=== Begin Enclosure ===

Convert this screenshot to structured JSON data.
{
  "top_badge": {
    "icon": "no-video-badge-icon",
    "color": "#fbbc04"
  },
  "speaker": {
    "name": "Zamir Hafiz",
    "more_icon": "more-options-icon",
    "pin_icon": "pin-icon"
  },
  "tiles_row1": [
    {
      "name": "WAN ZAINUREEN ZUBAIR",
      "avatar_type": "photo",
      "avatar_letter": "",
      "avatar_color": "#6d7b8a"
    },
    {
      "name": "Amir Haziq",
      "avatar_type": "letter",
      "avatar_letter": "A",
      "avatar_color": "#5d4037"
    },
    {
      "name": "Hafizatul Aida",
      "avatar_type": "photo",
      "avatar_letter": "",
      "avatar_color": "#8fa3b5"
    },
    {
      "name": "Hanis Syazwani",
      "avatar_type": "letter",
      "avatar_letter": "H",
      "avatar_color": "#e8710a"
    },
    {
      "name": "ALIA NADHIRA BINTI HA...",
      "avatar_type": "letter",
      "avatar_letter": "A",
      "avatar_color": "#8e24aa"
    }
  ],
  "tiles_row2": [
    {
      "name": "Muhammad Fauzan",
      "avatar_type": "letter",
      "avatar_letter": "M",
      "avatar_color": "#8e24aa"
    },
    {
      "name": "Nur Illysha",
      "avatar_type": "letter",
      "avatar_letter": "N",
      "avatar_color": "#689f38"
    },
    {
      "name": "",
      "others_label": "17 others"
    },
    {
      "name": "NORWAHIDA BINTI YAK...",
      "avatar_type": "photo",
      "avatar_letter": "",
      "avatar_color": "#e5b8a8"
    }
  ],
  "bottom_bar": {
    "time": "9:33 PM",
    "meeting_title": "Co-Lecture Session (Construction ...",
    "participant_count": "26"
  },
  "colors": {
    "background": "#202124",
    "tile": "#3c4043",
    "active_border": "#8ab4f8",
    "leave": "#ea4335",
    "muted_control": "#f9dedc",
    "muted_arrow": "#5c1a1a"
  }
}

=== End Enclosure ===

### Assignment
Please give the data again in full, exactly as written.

### Answer area
Convert this screenshot to structured JSON data.
{
  "top_badge": {
    "icon": "no-video-badge-icon",
    "color": "#fbbc04"
  },
  "speaker": {
    "name": "Zamir Hafiz",
    "more_icon": "more-options-icon",
    "pin_icon": "pin-icon"
  },
  "tiles_row1": [
    {
      "name": "WAN ZAINUREEN ZUBAIR",
      "avatar_type": "photo",
      "avatar_letter": "",
      "avatar_color": "#6d7b8a"
    },
    {
      "name": "Amir Haziq",
      "avatar_type": "letter",
      "avatar_letter": "A",
      "avatar_color": "#5d4037"
    },
    {
      "name": "Hafizatul Aida",
      "avatar_type": "photo",
      "avatar_letter": "",
      "avatar_color": "#8fa3b5"
    },
    {
      "name": "Hanis Syazwani",
      "avatar_type": "letter",
      "avatar_letter": "H",
      "avatar_color": "#e8710a"
    },
    {
      "name": "ALIA NADHIRA BINTI HA...",
      "avatar_type": "letter",
      "avatar_letter": "A",
      "avatar_color": "#8e24aa"
    }
  ],
  "tiles_row2": [
    {
      "name": "Muhammad Fauzan",
      "avatar_type": "letter",
      "avatar_letter": "M",
      "avatar_color": "#8e24aa"
    },
    {
      "name": "Nur Illysha",
      "avatar_type": "letter",
      "avatar_letter": "N",
      "avatar_color": "#689f38"
    },
    {
      "name": "",
      "others_label": "17 others"
    },
    {
      "name": "NORWAHIDA BINTI YAK...",
      "avatar_type": "photo",
      "avatar_letter": "",
      "avatar_color": "#e5b8a8"
    }
  ],
  "bottom_bar": {
    "time": "9:33 PM",
    "meeting_title": "Co-Lecture Session (Construction ...",
    "participant_count": "26"
  },
  "colors": {
    "background": "#202124",
    "tile": "#3c4043",
    "active_border": "#8ab4f8",
    "leave": "#ea4335",
    "muted_control": "#f9dedc",
    "muted_arrow": "#5c1a1a"
  }
}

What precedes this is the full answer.